And if adding x to 2, 6 and 13 results to a geometric series, we would have:

`2+x` , `6+x` , and `13+x`

Note that in geometric series, the ratio between two consecutive terms are the same and it is called as a common ratio (r). So,

`r = (6+x)/(2+x)` and `r=(13+x)/(6+x)`

To solve for x, set the two equations equal to each other.

`r=r`

`(6+x)/(2+x)=(13+x)/(6+x)`

Then, cross multiply.

`(6+x)(6+x)=(13+x)(2+x)`

`36+12x+x^2=26+15x+x^2`

To combine like terms, move `x^2` from the left to the right side of the equation.

`36+12x+x^2-x^2=26+15x+x^2-x^2`

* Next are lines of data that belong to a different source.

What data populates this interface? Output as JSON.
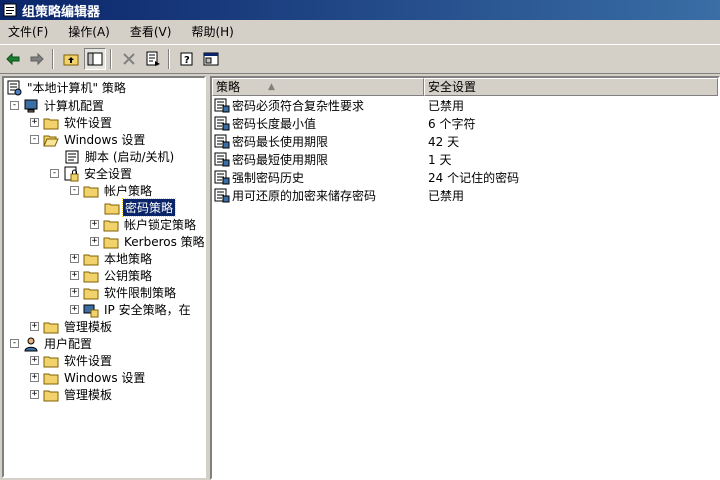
{
  "window": {
    "title": "组策略编辑器"
  },
  "menu": [
    {
      "label": "文件(F)"
    },
    {
      "label": "操作(A)"
    },
    {
      "label": "查看(V)"
    },
    {
      "label": "帮助(H)"
    }
  ],
  "toolbar": {
    "buttons": [
      "back-icon",
      "forward-icon",
      "up-folder-icon",
      "show-hide-tree-icon",
      "delete-icon",
      "export-list-icon",
      "help-icon",
      "properties-icon"
    ]
  },
  "tree": [
    {
      "label": "\"本地计算机\" 策略",
      "icon": "policy-root-icon",
      "expander": "-"
    },
    {
      "label": "计算机配置",
      "icon": "computer-icon",
      "expander": "-"
    },
    {
      "label": "软件设置",
      "icon": "folder-icon",
      "expander": "+"
    },
    {
      "label": "Windows 设置",
      "icon": "folder-icon",
      "expander": "-"
    },
    {
      "label": "脚本 (启动/关机)",
      "icon": "script-icon",
      "expander": ""
    },
    {
      "label": "安全设置",
      "icon": "security-icon",
      "expander": "-"
    },
    {
      "label": "帐户策略",
      "icon": "folder-icon",
      "expander": "-"
    },
    {
      "label": "密码策略",
      "icon": "folder-icon",
      "expander": "",
      "selected": true
    },
    {
      "label": "帐户锁定策略",
      "icon": "folder-icon",
      "expander": "+"
    },
    {
      "label": "Kerberos 策略",
      "icon": "folder-icon",
      "expander": "+"
    },
    {
      "label": "本地策略",
      "icon": "folder-icon",
      "expander": "+"
    },
    {
      "label": "公钥策略",
      "icon": "folder-icon",
      "expander": "+"
    },
    {
      "label": "软件限制策略",
      "icon": "folder-icon",
      "expander": "+"
    },
    {
      "label": "IP 安全策略，在",
      "icon": "ip-security-icon",
      "expander": "+"
    },
    {
      "label": "管理模板",
      "icon": "folder-icon",
      "expander": "+"
    },
    {
      "label": "用户配置",
      "icon": "user-icon",
      "expander": "-"
    },
    {
      "label": "软件设置",
      "icon": "folder-icon",
      "expander": "+"
    },
    {
      "label": "Windows 设置",
      "icon": "folder-icon",
      "expander": "+"
    },
    {
      "label": "管理模板",
      "icon": "folder-icon",
      "expander": "+"
    }
  ],
  "list": {
    "columns": [
      "策略",
      "安全设置"
    ],
    "rows": [
      {
        "policy": "密码必须符合复杂性要求",
        "setting": "已禁用"
      },
      {
        "policy": "密码长度最小值",
        "setting": "6 个字符"
      },
      {
        "policy": "密码最长使用期限",
        "setting": "42 天"
      },
      {
        "policy": "密码最短使用期限",
        "setting": "1 天"
      },
      {
        "policy": "强制密码历史",
        "setting": "24 个记住的密码"
      },
      {
        "policy": "用可还原的加密来储存密码",
        "setting": "已禁用"
      }
    ]
  }
}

`36+12x=26+15x`

Also, move 12x to the right.

`36+12x-12x=26+15x-12x`

`36=26+3x`

Then, isolate x.

`36-26=26-26+3x`

`10=3x`

`10/3=x`

**Hence, the number that is added to 2,6 and 13, which gives three numbers in geometric series, is `10/3` .**